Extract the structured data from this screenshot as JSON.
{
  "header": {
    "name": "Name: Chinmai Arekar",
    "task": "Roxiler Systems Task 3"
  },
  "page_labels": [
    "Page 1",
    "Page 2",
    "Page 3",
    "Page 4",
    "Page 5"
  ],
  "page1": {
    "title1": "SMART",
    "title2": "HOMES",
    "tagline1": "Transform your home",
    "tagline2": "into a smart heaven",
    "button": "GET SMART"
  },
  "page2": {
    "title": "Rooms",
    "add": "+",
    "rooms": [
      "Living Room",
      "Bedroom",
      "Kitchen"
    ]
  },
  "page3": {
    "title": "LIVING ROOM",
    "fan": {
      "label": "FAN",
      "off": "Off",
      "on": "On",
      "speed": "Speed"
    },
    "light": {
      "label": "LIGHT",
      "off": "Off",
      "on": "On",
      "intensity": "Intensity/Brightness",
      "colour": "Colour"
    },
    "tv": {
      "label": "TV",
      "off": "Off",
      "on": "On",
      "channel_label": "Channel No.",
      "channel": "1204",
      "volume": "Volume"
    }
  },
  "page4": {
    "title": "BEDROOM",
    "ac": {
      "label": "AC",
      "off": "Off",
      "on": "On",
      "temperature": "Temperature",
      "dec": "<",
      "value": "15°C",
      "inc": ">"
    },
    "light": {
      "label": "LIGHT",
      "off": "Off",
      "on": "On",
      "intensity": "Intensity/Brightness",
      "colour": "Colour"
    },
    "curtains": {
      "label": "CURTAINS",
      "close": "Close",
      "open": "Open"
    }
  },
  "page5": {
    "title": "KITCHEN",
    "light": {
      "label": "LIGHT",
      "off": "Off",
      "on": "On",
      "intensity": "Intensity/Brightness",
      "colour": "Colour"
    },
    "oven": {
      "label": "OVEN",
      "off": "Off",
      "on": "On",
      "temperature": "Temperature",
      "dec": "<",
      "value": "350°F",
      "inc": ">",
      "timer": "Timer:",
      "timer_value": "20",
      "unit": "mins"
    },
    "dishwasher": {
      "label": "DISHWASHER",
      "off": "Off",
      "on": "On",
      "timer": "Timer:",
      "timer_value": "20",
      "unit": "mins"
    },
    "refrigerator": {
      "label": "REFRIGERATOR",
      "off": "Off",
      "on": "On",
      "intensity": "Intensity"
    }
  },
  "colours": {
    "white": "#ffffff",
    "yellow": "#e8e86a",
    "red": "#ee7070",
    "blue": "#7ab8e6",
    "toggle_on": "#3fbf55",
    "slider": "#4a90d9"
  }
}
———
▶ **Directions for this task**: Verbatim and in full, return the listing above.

▶ **Your solution**:
Extract the structured data from this screenshot as JSON.
{
  "header": {
    "name": "Name: Chinmai Arekar",
    "task": "Roxiler Systems Task 3"
  },
  "page_labels": [
    "Page 1",
    "Page 2",
    "Page 3",
    "Page 4",
    "Page 5"
  ],
  "page1": {
    "title1": "SMART",
    "title2": "HOMES",
    "tagline1": "Transform your home",
    "tagline2": "into a smart heaven",
    "button": "GET SMART"
  },
  "page2": {
    "title": "Rooms",
    "add": "+",
    "rooms": [
      "Living Room",
      "Bedroom",
      "Kitchen"
    ]
  },
  "page3": {
    "title": "LIVING ROOM",
    "fan": {
      "label": "FAN",
      "off": "Off",
      "on": "On",
      "speed": "Speed"
    },
    "light": {
      "label": "LIGHT",
      "off": "Off",
      "on": "On",
      "intensity": "Intensity/Brightness",
      "colour": "Colour"
    },
    "tv": {
      "label": "TV",
      "off": "Off",
      "on": "On",
      "channel_label": "Channel No.",
      "channel": "1204",
      "volume": "Volume"
    }
  },
  "page4": {
    "title": "BEDROOM",
    "ac": {
      "label": "AC",
      "off": "Off",
      "on": "On",
      "temperature": "Temperature",
      "dec": "<",
      "value": "15°C",
      "inc": ">"
    },
    "light": {
      "label": "LIGHT",
      "off": "Off",
      "on": "On",
      "intensity": "Intensity/Brightness",
      "colour": "Colour"
    },
    "curtains": {
      "label": "CURTAINS",
      "close": "Close",
      "open": "Open"
    }
  },
  "page5": {
    "title": "KITCHEN",
    "light": {
      "label": "LIGHT",
      "off": "Off",
      "on": "On",
      "intensity": "Intensity/Brightness",
      "colour": "Colour"
    },
    "oven": {
      "label": "OVEN",
      "off": "Off",
      "on": "On",
      "temperature": "Temperature",
      "dec": "<",
      "value": "350°F",
      "inc": ">",
      "timer": "Timer:",
      "timer_value": "20",
      "unit": "mins"
    },
    "dishwasher": {
      "label": "DISHWASHER",
      "off": "Off",
      "on": "On",
      "timer": "Timer:",
      "timer_value": "20",
      "unit": "mins"
    },
    "refrigerator": {
      "label": "REFRIGERATOR",
      "off": "Off",
      "on": "On",
      "intensity": "Intensity"
    }
  },
  "colours": {
    "white": "#ffffff",
    "yellow": "#e8e86a",
    "red": "#ee7070",
    "blue": "#7ab8e6",
    "toggle_on": "#3fbf55",
    "slider": "#4a90d9"
  }
}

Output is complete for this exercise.